(Excerpts from a dataset)
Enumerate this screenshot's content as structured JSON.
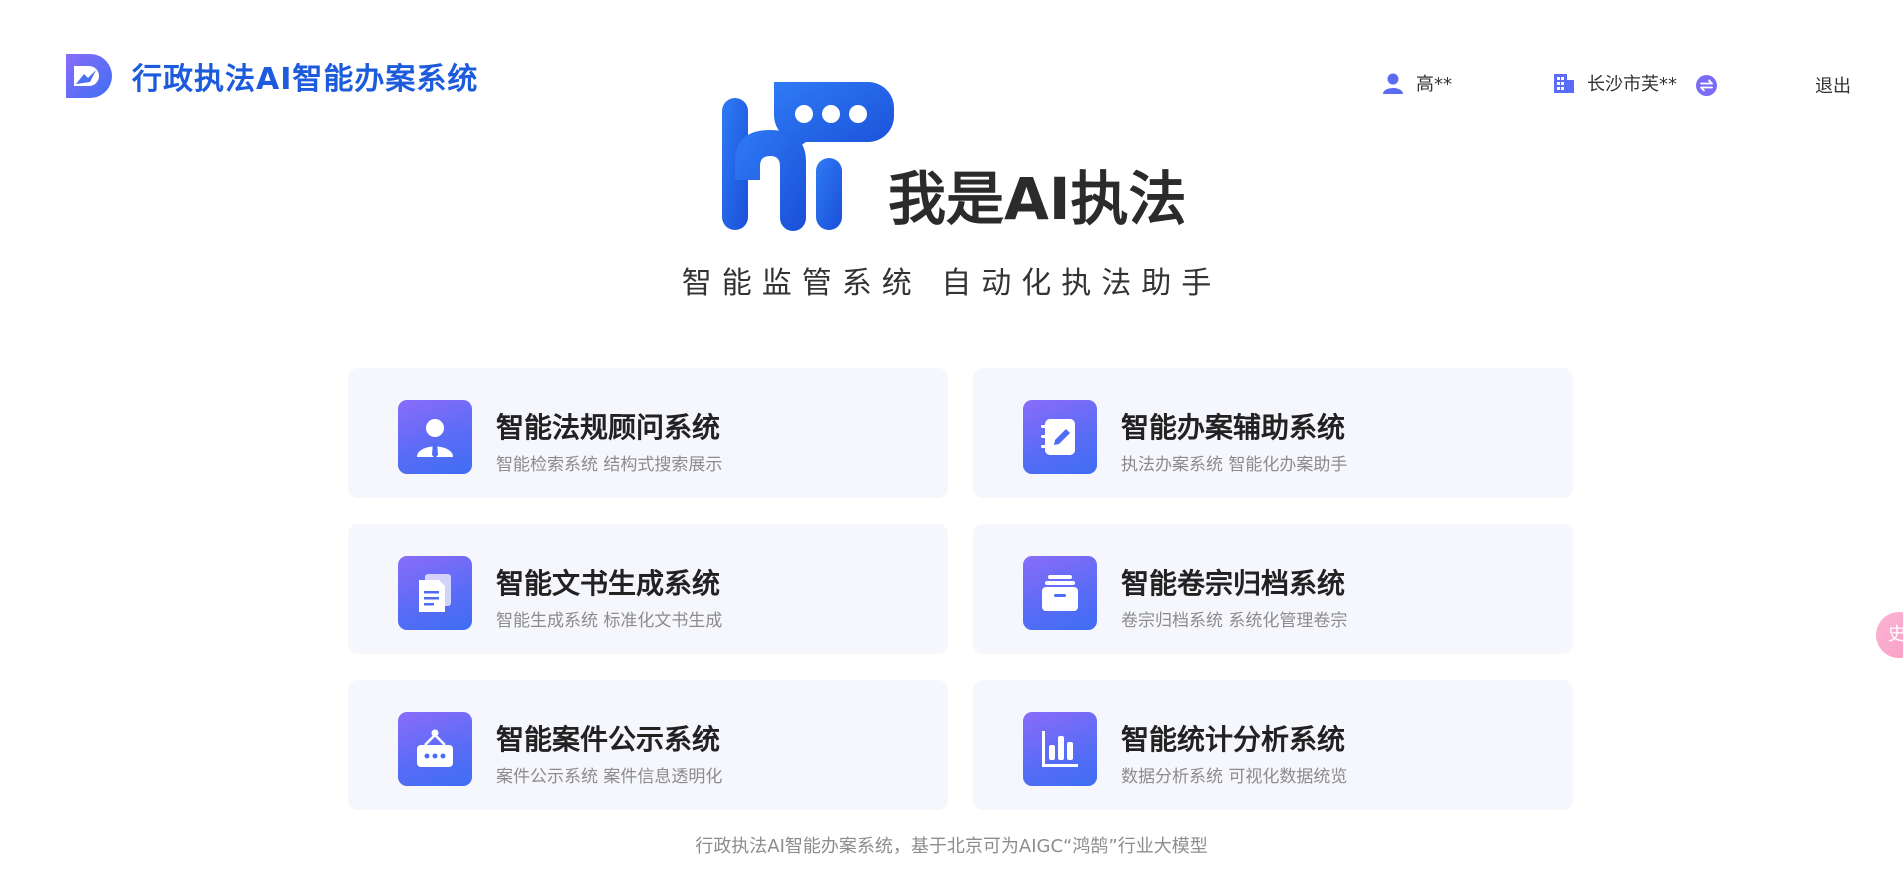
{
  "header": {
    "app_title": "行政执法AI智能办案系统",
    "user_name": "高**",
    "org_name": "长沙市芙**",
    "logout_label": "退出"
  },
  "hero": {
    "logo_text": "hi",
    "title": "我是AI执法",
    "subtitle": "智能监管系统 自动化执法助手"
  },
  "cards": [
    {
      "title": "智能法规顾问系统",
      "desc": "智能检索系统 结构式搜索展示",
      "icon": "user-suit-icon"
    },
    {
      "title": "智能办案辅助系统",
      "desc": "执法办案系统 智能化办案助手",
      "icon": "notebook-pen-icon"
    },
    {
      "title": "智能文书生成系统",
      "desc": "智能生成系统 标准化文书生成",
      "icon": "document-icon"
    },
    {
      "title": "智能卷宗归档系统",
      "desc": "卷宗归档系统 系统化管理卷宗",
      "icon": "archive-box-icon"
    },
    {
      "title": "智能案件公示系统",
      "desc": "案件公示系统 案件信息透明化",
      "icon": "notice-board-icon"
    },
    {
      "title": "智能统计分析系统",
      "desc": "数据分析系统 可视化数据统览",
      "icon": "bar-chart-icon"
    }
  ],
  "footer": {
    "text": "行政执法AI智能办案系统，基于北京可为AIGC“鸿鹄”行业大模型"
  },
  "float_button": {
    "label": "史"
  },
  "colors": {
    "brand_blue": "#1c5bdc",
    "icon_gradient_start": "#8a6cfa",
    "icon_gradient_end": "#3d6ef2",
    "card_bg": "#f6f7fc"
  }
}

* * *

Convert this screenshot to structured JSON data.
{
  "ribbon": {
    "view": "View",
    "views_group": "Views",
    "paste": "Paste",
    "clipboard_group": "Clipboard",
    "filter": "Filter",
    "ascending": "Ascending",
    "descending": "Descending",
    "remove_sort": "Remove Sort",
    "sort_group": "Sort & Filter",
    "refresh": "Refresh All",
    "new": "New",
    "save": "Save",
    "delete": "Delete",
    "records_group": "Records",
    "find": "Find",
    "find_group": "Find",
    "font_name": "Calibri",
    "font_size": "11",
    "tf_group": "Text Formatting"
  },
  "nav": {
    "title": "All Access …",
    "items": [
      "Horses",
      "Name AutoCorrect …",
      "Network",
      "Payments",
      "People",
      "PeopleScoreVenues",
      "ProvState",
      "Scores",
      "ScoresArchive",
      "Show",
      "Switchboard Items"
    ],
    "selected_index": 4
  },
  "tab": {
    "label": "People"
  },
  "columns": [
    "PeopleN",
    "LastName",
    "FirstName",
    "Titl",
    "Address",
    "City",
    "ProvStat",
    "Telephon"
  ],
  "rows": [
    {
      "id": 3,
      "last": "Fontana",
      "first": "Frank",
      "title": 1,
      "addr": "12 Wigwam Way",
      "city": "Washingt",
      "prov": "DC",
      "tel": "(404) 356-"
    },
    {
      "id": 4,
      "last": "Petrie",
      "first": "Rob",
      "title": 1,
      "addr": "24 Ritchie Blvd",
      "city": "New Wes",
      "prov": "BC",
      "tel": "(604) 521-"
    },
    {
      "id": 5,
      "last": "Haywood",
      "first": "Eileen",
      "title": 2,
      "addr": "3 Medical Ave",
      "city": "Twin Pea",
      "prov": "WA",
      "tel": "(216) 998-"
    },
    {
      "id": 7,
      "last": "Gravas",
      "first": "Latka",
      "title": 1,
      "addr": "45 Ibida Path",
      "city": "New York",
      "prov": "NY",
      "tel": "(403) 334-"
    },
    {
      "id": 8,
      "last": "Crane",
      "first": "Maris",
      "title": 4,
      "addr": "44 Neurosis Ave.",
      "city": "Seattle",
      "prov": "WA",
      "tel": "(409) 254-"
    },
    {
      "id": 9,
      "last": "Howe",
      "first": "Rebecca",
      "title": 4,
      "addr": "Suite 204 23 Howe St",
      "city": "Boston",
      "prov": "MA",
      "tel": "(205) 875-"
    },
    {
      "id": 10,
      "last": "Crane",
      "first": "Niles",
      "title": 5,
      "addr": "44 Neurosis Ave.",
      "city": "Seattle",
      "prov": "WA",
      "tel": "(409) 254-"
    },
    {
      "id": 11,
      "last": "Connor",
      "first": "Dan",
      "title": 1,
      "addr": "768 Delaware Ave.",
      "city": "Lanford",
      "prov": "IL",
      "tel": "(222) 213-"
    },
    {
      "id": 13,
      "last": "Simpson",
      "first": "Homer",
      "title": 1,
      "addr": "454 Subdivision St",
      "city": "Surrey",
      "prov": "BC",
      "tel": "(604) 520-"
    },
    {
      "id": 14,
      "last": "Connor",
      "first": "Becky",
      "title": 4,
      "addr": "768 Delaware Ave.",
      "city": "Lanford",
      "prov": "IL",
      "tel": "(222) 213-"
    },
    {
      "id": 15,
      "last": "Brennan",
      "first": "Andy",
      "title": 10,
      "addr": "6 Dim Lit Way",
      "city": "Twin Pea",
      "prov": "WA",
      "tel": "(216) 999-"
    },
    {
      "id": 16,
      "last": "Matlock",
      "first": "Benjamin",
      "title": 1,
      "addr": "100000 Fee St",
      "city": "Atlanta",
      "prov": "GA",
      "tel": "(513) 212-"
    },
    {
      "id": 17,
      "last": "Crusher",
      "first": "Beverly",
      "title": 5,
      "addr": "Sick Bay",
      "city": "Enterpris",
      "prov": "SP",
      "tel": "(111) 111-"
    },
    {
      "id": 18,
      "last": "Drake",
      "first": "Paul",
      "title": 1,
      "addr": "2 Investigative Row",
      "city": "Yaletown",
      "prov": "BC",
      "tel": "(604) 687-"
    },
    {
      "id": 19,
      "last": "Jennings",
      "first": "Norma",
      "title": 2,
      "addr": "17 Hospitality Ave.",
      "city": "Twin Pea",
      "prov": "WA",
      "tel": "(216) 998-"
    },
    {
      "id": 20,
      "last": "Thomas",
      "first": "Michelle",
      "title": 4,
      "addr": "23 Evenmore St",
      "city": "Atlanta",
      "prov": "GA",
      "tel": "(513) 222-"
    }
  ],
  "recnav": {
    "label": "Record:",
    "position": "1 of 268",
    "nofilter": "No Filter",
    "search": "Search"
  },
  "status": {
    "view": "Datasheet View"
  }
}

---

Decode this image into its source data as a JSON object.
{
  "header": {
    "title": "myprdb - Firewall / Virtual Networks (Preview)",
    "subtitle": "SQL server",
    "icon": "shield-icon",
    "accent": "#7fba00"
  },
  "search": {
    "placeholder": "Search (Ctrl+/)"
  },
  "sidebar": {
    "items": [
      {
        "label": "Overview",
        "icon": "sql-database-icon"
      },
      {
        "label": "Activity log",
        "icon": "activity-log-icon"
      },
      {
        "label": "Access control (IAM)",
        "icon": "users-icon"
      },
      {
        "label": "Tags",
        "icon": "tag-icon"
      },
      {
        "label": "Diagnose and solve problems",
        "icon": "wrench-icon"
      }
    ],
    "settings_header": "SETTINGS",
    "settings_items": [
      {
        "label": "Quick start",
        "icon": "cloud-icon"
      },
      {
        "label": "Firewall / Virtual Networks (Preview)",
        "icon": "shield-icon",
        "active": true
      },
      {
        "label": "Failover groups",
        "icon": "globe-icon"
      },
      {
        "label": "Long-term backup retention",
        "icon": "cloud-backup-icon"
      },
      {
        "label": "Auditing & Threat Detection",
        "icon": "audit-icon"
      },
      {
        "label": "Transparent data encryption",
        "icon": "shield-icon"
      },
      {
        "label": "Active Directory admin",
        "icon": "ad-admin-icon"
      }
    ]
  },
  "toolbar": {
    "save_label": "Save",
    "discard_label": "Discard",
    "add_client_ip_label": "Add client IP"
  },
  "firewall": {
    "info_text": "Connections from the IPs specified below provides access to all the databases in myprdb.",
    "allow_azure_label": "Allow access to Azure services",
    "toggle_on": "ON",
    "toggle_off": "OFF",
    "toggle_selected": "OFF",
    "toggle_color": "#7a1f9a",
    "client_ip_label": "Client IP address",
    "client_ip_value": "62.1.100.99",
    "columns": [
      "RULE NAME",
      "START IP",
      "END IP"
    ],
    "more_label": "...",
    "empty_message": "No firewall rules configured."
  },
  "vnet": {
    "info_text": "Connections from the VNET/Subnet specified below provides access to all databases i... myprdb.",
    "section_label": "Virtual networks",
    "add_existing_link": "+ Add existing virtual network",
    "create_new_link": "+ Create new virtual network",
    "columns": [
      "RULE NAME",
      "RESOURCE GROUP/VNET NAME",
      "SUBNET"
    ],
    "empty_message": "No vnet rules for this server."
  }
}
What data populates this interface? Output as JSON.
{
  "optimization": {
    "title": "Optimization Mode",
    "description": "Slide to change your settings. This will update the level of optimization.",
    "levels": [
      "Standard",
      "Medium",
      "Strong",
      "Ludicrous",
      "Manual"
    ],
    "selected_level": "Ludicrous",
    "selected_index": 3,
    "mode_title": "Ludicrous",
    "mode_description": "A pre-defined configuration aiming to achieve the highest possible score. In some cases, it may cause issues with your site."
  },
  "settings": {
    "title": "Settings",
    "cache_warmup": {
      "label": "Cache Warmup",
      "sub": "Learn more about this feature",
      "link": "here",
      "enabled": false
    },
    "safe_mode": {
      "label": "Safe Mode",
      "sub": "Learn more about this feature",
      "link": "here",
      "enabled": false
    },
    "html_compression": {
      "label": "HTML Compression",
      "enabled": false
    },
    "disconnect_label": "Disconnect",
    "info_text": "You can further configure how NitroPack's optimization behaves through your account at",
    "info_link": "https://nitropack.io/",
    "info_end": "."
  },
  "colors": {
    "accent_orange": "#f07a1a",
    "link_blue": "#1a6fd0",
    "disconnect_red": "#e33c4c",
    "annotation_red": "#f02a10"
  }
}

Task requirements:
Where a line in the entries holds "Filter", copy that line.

Solution below:
    "filter": "Filter",
    "sort_group": "Sort & Filter",
    "nofilter": "No Filter",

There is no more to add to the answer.